# Data under study:

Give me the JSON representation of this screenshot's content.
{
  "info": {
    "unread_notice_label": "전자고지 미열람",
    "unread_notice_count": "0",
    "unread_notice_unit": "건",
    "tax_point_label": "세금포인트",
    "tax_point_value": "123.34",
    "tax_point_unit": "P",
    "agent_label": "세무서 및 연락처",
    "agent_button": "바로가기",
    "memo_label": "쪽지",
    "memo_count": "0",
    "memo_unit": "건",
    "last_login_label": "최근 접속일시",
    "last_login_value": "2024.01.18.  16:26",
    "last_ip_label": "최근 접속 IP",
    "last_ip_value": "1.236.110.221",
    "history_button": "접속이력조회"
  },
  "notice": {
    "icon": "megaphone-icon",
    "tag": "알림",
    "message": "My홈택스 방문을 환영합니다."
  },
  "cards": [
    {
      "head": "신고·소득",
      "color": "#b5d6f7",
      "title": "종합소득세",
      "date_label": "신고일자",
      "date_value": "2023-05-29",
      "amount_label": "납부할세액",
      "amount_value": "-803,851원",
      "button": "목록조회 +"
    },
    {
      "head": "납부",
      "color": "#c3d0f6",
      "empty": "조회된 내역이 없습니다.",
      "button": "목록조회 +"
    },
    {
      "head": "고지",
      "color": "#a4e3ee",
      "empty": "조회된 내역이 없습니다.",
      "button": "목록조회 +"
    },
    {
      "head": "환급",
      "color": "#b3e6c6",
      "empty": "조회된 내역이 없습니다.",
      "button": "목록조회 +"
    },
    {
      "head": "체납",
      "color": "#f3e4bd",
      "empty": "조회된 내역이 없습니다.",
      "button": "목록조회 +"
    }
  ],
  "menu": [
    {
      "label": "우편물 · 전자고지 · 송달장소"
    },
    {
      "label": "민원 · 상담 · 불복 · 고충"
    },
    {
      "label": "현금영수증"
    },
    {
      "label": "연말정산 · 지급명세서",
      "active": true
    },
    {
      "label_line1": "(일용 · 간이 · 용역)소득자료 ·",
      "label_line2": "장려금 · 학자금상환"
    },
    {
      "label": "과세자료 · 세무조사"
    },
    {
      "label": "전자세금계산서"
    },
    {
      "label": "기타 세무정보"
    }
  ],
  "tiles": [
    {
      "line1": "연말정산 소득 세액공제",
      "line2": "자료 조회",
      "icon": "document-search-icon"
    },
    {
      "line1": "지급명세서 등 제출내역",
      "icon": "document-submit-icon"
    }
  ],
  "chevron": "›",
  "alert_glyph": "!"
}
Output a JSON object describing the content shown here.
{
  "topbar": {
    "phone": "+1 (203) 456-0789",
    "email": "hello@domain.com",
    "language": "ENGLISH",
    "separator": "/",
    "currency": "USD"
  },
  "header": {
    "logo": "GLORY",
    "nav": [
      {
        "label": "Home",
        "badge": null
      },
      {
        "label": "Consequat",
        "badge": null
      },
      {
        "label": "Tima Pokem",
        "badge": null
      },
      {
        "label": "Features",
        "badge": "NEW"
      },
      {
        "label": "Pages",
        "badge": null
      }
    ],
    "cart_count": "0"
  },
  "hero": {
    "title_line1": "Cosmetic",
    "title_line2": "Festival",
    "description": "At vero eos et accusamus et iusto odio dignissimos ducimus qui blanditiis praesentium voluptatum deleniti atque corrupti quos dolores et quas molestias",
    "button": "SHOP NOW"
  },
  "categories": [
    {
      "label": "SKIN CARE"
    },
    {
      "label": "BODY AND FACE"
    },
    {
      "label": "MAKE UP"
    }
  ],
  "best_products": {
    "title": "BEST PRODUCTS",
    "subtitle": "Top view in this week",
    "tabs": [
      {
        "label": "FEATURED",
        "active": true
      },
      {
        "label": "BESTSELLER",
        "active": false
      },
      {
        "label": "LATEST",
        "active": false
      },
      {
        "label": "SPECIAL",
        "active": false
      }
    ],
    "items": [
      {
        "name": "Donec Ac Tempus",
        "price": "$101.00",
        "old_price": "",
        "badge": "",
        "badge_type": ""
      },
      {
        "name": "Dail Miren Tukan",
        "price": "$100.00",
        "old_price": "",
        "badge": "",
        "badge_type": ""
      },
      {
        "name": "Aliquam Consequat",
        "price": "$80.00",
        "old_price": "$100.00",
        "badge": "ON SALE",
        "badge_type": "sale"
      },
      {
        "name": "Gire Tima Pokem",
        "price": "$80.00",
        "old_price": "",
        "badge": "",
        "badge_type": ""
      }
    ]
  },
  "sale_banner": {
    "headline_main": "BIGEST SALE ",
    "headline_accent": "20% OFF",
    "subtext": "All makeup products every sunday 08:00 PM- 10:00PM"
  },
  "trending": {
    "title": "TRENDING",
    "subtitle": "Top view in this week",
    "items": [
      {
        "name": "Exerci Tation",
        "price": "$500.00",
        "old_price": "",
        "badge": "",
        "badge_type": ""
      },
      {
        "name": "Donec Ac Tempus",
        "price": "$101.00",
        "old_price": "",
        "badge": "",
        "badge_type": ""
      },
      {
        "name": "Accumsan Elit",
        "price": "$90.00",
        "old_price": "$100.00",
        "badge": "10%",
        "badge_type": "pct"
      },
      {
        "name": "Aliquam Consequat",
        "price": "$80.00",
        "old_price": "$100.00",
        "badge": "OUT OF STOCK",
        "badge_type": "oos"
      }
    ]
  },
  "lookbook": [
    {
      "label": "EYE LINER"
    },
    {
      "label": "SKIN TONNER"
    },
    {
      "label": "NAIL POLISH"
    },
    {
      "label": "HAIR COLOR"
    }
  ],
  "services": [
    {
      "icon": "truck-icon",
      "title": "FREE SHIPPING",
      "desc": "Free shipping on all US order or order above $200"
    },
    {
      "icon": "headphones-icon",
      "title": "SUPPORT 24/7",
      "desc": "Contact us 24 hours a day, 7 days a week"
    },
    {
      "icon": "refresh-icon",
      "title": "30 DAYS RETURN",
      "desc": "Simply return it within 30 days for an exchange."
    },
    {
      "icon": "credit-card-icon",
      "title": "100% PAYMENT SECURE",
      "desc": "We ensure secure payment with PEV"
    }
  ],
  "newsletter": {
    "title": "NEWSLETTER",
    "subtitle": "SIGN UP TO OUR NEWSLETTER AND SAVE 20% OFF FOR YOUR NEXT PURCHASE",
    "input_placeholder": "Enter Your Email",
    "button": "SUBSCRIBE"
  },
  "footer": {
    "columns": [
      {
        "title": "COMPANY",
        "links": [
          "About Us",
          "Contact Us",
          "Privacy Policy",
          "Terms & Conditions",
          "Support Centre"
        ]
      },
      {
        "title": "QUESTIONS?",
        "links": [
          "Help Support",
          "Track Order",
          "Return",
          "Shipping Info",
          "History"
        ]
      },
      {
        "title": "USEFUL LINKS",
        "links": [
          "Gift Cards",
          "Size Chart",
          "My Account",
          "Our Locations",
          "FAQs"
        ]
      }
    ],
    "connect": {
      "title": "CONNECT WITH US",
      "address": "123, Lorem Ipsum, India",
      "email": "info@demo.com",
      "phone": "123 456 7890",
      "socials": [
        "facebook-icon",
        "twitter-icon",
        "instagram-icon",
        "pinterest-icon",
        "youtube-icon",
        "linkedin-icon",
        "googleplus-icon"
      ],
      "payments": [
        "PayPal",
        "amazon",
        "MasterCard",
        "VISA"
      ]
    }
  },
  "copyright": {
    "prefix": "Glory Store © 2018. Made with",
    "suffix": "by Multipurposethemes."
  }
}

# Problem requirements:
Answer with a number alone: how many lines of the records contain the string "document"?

# Exercise solution:
2